Buying homes in India have historically been a multi-purpose activity that comes with varied approaches, including access to funds as well as timing the purchase with auspicious occasions. Traditionally, a home has served not merely as a roof over one’s head but is also the biggest financial security that individual banks on. With rapid urbanization leading to mass-scale migrations to large metros, the end-user demand for homes in bigger cities has grown exponentially over the last two decades.
The recent half-a-decade witnessed real estate prices skyrocketing on the back of this ‘perceived’ ever-growing demand. However, led by the desire to maximise returns and to create ‘safer’ options which ensured investor purchases, the developers increasingly became focused on upper strata products. The buyer in the premium category was spoilt for choices, as supply nearly dried up in mid and lower segments where the buyer was the end-user instead of an investor. The result was all too familiar: Sales began to dwindle in due course: surreptitiously to begin with, and later, endemic across markets. The disappearance of investors, on the back of several reforms and other changes, only accentuated the process of drought in sales.
The tale is all too familiar for the keen observer of the sector in India, as also, the story of a gradual, though evident, drift taking place in the other direction over the last 10-12 months.
First, the progressive rationalization of GST rates on under-construction projects is certainly something to keep in mind. The uninitiated buyer was suddenly burdened with higher purchase costs, leading to drying up of sales in under construction projects. As the GST Council decided to bring down the rates to 1% for affordable houses, and 5% for others, the burden of GST has been brought down to highly manageable levels. It can be said that GST has reached its most realistic levels.
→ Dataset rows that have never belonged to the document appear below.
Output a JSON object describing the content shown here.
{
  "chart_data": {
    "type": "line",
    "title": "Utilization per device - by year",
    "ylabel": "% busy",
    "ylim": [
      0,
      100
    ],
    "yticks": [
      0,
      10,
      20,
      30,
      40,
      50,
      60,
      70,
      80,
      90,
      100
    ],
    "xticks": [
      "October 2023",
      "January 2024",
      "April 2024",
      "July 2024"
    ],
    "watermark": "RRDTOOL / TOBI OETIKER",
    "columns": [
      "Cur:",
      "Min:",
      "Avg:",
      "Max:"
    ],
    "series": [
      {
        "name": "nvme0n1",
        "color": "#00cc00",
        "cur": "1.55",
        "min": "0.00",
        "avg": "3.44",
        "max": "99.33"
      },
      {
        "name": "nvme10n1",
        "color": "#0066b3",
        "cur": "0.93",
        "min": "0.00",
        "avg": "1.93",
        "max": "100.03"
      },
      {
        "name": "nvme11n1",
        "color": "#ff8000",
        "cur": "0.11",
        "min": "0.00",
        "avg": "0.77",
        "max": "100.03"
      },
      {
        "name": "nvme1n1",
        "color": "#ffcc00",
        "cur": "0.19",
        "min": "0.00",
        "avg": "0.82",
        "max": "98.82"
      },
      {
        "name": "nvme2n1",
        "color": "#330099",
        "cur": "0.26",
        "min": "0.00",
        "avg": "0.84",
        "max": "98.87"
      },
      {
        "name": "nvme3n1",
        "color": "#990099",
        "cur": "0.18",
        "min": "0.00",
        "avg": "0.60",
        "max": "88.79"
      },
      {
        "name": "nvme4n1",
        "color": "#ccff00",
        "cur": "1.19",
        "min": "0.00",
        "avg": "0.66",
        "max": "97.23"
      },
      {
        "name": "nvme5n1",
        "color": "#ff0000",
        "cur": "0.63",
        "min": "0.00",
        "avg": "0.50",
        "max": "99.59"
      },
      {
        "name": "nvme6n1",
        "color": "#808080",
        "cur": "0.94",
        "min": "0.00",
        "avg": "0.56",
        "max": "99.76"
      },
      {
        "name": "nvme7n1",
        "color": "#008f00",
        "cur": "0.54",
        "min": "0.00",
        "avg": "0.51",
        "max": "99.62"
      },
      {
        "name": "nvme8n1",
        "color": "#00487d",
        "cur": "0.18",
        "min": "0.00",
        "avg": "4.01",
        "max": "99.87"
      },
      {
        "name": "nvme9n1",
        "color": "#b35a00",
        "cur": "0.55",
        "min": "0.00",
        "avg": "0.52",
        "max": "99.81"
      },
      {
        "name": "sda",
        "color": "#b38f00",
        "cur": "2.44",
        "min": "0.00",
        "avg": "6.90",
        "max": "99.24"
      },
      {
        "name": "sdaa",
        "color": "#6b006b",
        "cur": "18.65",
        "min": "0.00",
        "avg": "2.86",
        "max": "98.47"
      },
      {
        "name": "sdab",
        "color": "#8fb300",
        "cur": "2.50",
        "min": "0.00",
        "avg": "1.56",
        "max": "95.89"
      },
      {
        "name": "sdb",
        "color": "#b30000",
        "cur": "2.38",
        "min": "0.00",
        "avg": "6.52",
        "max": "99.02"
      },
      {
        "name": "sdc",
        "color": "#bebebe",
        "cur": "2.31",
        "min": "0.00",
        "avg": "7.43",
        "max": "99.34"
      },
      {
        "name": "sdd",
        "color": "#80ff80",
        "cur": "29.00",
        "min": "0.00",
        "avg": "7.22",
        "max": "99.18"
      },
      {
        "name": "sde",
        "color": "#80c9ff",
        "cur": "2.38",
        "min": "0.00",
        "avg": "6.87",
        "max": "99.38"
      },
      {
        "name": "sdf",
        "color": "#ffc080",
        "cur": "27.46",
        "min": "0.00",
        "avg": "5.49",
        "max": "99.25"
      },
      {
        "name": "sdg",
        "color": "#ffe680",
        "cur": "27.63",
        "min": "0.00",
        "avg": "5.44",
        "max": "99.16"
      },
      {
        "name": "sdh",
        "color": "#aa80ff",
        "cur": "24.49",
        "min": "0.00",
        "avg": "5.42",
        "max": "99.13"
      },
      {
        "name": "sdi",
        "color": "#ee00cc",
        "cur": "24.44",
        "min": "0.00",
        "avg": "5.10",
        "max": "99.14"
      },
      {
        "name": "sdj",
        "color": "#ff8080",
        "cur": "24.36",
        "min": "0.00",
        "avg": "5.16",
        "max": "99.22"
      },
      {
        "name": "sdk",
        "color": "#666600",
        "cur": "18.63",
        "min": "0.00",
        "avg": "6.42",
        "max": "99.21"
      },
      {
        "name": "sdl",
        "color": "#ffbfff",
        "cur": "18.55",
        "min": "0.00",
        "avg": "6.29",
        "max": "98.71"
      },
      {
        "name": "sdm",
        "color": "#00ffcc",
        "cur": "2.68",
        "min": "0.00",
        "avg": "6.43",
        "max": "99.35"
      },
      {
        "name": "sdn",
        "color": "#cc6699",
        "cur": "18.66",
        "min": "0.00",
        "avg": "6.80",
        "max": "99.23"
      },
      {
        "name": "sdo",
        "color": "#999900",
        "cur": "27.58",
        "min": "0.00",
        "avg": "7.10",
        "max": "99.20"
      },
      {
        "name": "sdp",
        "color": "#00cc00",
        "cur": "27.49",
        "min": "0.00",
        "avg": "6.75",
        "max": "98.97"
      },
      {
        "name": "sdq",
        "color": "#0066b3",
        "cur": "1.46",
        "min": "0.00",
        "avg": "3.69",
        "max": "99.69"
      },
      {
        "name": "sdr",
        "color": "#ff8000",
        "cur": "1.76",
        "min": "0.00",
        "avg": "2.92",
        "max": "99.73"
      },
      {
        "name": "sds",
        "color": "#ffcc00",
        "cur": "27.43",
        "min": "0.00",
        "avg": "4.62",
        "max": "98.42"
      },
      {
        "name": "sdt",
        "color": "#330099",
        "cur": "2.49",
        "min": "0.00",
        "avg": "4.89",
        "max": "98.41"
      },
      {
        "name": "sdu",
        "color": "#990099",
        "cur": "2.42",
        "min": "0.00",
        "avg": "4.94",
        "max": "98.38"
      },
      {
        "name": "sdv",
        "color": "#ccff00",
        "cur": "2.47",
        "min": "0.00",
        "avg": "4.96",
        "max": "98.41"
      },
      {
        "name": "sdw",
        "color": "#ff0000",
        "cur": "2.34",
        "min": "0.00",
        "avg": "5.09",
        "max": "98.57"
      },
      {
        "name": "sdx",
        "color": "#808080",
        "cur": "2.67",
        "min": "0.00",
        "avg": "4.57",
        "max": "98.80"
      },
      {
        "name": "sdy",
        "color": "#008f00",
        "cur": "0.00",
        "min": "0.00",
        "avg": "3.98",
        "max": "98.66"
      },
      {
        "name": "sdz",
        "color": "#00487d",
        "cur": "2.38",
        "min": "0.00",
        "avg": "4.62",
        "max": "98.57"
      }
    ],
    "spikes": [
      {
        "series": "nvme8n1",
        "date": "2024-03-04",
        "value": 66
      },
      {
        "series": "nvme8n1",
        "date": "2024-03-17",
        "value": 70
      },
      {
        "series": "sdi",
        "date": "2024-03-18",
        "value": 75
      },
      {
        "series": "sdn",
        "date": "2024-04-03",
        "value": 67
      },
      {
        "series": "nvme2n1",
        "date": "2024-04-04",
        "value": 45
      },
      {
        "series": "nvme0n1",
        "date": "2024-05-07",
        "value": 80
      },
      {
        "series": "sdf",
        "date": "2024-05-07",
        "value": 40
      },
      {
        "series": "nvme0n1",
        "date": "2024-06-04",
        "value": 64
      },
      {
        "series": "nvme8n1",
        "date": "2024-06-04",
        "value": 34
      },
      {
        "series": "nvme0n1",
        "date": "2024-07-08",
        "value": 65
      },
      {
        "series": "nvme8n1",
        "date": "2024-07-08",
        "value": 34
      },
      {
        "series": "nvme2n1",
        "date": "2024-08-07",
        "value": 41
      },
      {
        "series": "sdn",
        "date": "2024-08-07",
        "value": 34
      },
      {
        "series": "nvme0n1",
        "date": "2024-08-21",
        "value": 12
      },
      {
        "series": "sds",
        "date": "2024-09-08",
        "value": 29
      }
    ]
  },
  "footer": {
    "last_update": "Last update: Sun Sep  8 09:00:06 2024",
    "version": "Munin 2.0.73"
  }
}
Second, although the builders had been sceptical about the removal of Input Tax Credit (ITC) under the revised GST regime, they were subsequently offered an olive branch: The choice of using either of the two regimes for a certain limited stock (that which was under construction before the end of 2018-19 financial year). This has created a sense of urgency among builders to act quickly and dispose of as much stock as possible. Consequently, pricing is currently loaded in favour of buyers. That creates an opportunity for getting a good deal.
With the central government sensing the need to address the troubles of real estate industry in a crucial election year, the interim budget at the start of 2019 literally turned into a real estate budget (in addition to keeping a strong agri-sector focus). The winner is, of course, the buyer, with multiple sops being offered to demand as well as the supply side. Higher saving rates, apart from allowance to invest in second homes without being penalized by way of additional taxation were welcome steps. The developer too was allowed the breather of removal of tax on unsold units, among other things. The overall packaging creates another good reason for the end-user to reach out for the cheque-book and negotiate a deal.
Finally, a vital enabler of a home purchase, home loan, has been made more friendly over the last 2 months by successive reductions in interest rates, from 6.5% to 6.0%. It is clear that the banks have not passed on any significant benefit of the repo rate reduction, but with the interest rate cycle having been reversed and with the passage of time the banks will consider reductions in home loan rates. It does not harm the buyer to start discussions and zero-in on a likely deal.
Overall, as we look back at the landscape of the last half a decade, we do feel that the road was extremely tough, with hardly any avenues for the buyer. The path, however, seems to have turned clement over the last 12 months; and with policy-enablers now lending a helping hand, the time might have just arrived for re-starting the purchase-cycle once again.
By Arvind Nandan, Executive Director, Research, Knight Frank India
(The views expressed by the author is his own)